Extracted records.

_ _ _ _ _ _ _

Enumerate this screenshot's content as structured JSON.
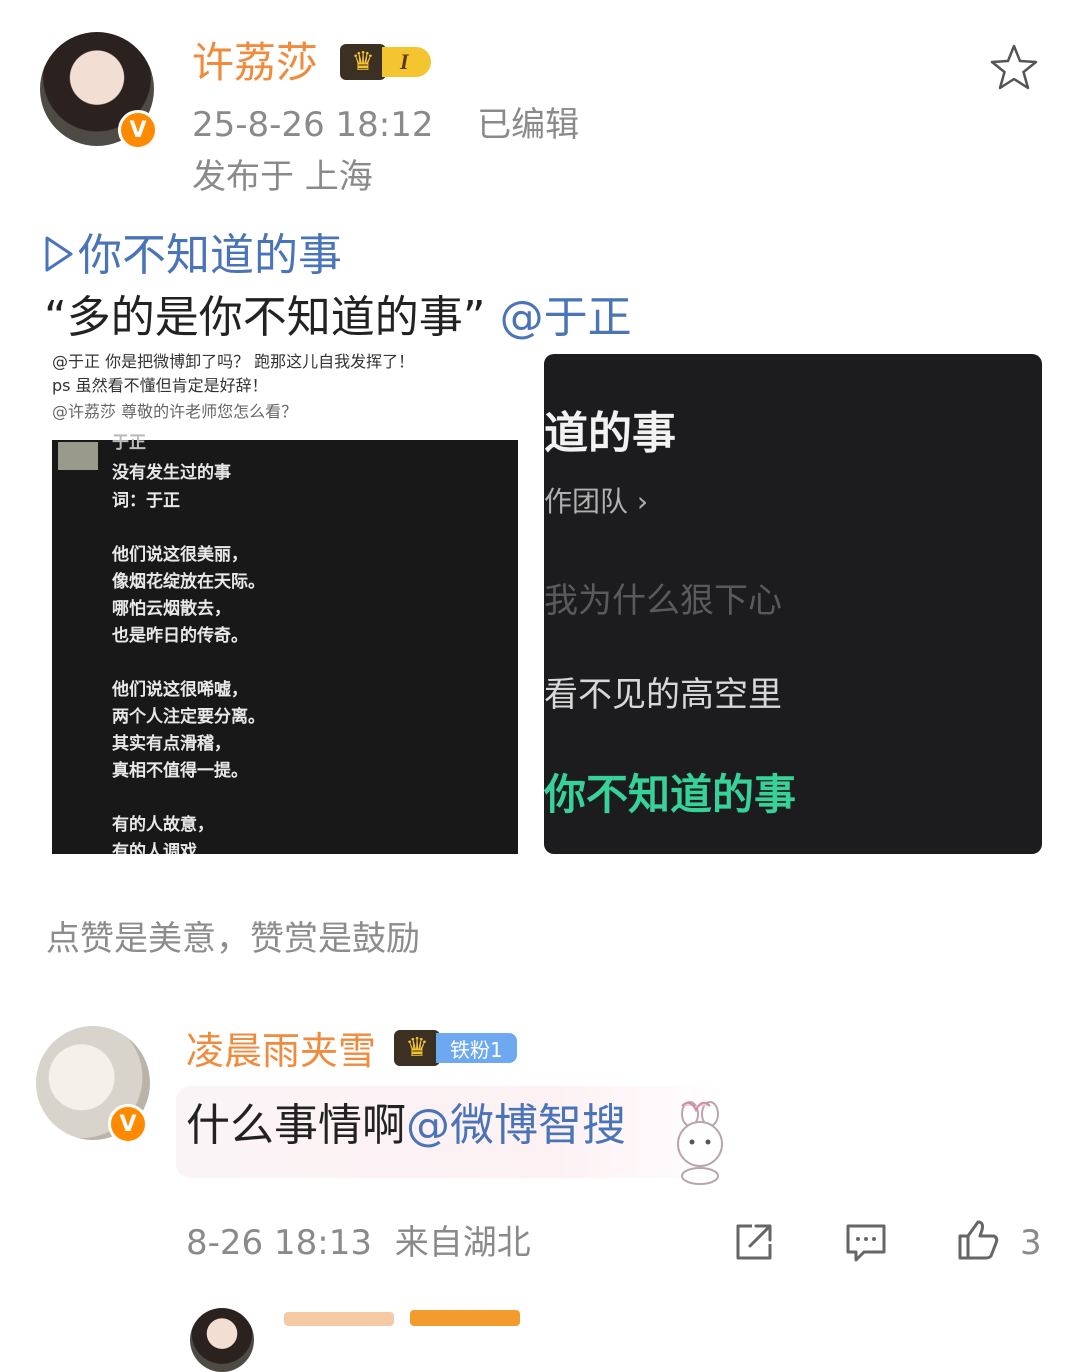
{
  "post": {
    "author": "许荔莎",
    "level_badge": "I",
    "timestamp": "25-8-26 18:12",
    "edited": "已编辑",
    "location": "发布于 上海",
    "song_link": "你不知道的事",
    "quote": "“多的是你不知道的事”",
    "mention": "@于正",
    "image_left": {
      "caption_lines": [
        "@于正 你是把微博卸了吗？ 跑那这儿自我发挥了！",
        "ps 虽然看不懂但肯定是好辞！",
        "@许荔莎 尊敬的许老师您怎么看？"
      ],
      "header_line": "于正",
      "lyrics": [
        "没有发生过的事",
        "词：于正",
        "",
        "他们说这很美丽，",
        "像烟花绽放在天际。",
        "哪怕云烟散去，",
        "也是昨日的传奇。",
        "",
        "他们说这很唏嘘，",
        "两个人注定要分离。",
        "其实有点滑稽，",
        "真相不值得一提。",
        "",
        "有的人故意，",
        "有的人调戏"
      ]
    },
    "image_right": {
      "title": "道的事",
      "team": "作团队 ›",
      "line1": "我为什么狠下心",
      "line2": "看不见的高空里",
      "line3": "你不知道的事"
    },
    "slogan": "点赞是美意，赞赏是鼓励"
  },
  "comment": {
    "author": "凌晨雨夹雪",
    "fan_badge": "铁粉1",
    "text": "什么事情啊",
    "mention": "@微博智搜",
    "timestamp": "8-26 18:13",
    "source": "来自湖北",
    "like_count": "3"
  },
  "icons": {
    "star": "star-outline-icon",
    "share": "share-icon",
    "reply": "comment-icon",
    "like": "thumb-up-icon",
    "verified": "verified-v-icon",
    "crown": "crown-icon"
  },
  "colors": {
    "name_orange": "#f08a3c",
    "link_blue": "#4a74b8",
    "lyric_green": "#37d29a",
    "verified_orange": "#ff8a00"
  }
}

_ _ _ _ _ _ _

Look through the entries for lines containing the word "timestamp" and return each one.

    "timestamp": "25-8-26 18:12",
    "timestamp": "8-26 18:13",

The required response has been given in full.